**Assignment**
Images excluded, repeat each entry below exactly.

+++ Input records +++

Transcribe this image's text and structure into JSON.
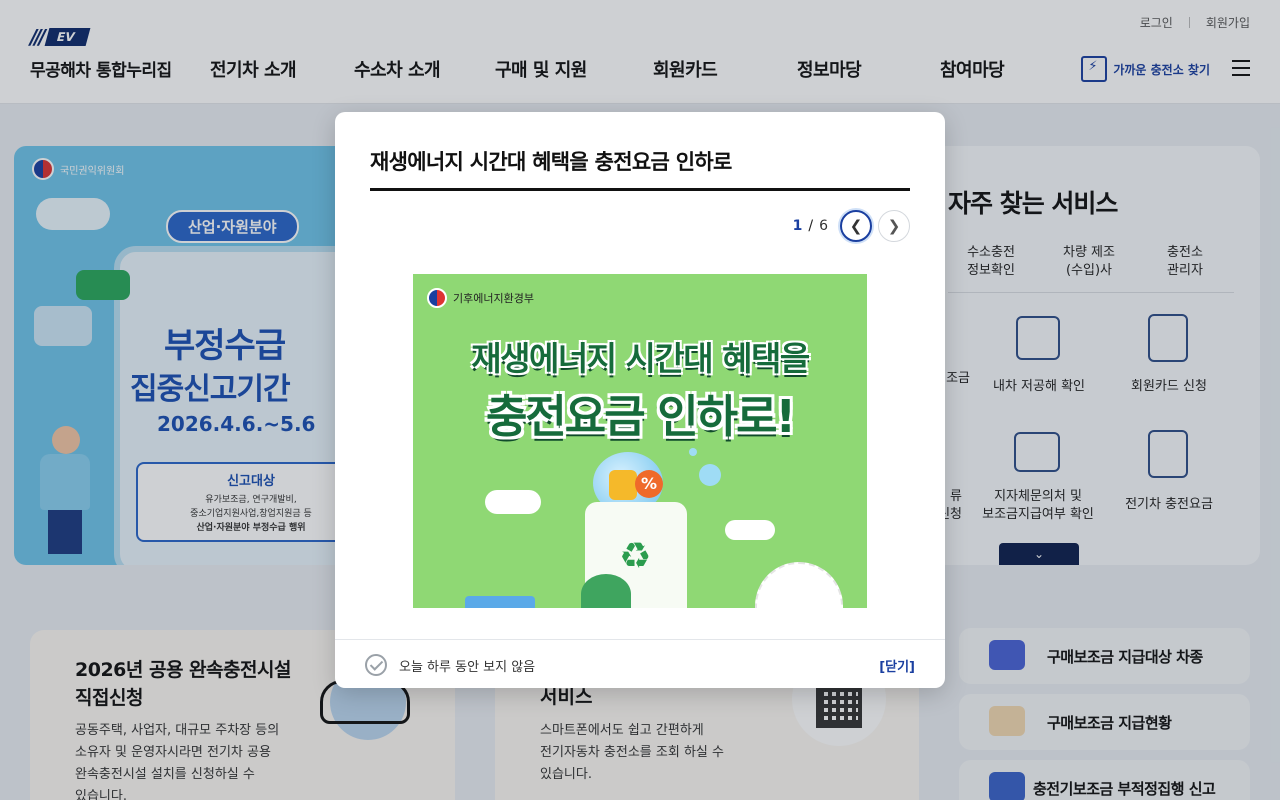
{
  "header": {
    "util": {
      "login": "로그인",
      "signup": "회원가입"
    },
    "logo": {
      "badge": "EV",
      "text": "무공해차 통합누리집"
    },
    "nav": [
      "전기차 소개",
      "수소차 소개",
      "구매 및 지원",
      "회원카드",
      "정보마당",
      "참여마당"
    ],
    "find_station": "가까운 충전소 찾기"
  },
  "banner": {
    "org": "국민권익위원회",
    "pill": "산업·자원분야",
    "title1": "부정수급",
    "title2": "집중신고기간",
    "date": "2026.4.6.~5.6",
    "box_title": "신고대상",
    "box_lines": [
      "유가보조금, 연구개발비,",
      "중소기업지원사업,창업지원금 등",
      "산업·자원분야 부정수급 행위"
    ]
  },
  "services": {
    "title": "자주 찾는 서비스",
    "items": [
      {
        "label1": "수소충전",
        "label2": "정보확인"
      },
      {
        "label1": "차량 제조",
        "label2": "(수입)사"
      },
      {
        "label1": "충전소",
        "label2": "관리자"
      },
      {
        "label1": "조금",
        "label2": ""
      },
      {
        "label1": "내차 저공해 확인",
        "label2": ""
      },
      {
        "label1": "회원카드 신청",
        "label2": ""
      },
      {
        "label1": "류",
        "label2": "신청"
      },
      {
        "label1": "지자체문의처 및",
        "label2": "보조금지급여부 확인"
      },
      {
        "label1": "전기차 충전요금",
        "label2": ""
      }
    ],
    "more": "⌄"
  },
  "cards": {
    "card1_title_1": "2026년 공용 완속충전시설",
    "card1_title_2": "직접신청",
    "card1_desc": [
      "공동주택, 사업자, 대규모 주차장 등의",
      "소유자 및 운영자시라면 전기차 공용",
      "완속충전시설 설치를 신청하실 수",
      "있습니다."
    ],
    "card2_title": "서비스",
    "card2_desc": [
      "스마트폰에서도 쉽고 간편하게",
      "전기자동차 충전소를 조회 하실 수",
      "있습니다."
    ]
  },
  "quick_links": [
    "구매보조금 지급대상 차종",
    "구매보조금 지급현황",
    "충전기보조금 부적정집행 신고"
  ],
  "modal": {
    "title": "재생에너지 시간대 혜택을 충전요금 인하로",
    "pager": {
      "current": "1",
      "separator": "/",
      "total": "6"
    },
    "image": {
      "org": "기후에너지환경부",
      "line1": "재생에너지 시간대 혜택을",
      "line2": "충전요금 인하로!",
      "percent": "%"
    },
    "no_show_today": "오늘 하루 동안 보지 않음",
    "close": "[닫기]"
  }
}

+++

**Output of the task**
Transcribe this image's text and structure into JSON.
{
  "header": {
    "util": {
      "login": "로그인",
      "signup": "회원가입"
    },
    "logo": {
      "badge": "EV",
      "text": "무공해차 통합누리집"
    },
    "nav": [
      "전기차 소개",
      "수소차 소개",
      "구매 및 지원",
      "회원카드",
      "정보마당",
      "참여마당"
    ],
    "find_station": "가까운 충전소 찾기"
  },
  "banner": {
    "org": "국민권익위원회",
    "pill": "산업·자원분야",
    "title1": "부정수급",
    "title2": "집중신고기간",
    "date": "2026.4.6.~5.6",
    "box_title": "신고대상",
    "box_lines": [
      "유가보조금, 연구개발비,",
      "중소기업지원사업,창업지원금 등",
      "산업·자원분야 부정수급 행위"
    ]
  },
  "services": {
    "title": "자주 찾는 서비스",
    "items": [
      {
        "label1": "수소충전",
        "label2": "정보확인"
      },
      {
        "label1": "차량 제조",
        "label2": "(수입)사"
      },
      {
        "label1": "충전소",
        "label2": "관리자"
      },
      {
        "label1": "조금",
        "label2": ""
      },
      {
        "label1": "내차 저공해 확인",
        "label2": ""
      },
      {
        "label1": "회원카드 신청",
        "label2": ""
      },
      {
        "label1": "류",
        "label2": "신청"
      },
      {
        "label1": "지자체문의처 및",
        "label2": "보조금지급여부 확인"
      },
      {
        "label1": "전기차 충전요금",
        "label2": ""
      }
    ],
    "more": "⌄"
  },
  "cards": {
    "card1_title_1": "2026년 공용 완속충전시설",
    "card1_title_2": "직접신청",
    "card1_desc": [
      "공동주택, 사업자, 대규모 주차장 등의",
      "소유자 및 운영자시라면 전기차 공용",
      "완속충전시설 설치를 신청하실 수",
      "있습니다."
    ],
    "card2_title": "서비스",
    "card2_desc": [
      "스마트폰에서도 쉽고 간편하게",
      "전기자동차 충전소를 조회 하실 수",
      "있습니다."
    ]
  },
  "quick_links": [
    "구매보조금 지급대상 차종",
    "구매보조금 지급현황",
    "충전기보조금 부적정집행 신고"
  ],
  "modal": {
    "title": "재생에너지 시간대 혜택을 충전요금 인하로",
    "pager": {
      "current": "1",
      "separator": "/",
      "total": "6"
    },
    "image": {
      "org": "기후에너지환경부",
      "line1": "재생에너지 시간대 혜택을",
      "line2": "충전요금 인하로!",
      "percent": "%"
    },
    "no_show_today": "오늘 하루 동안 보지 않음",
    "close": "[닫기]"
  }
}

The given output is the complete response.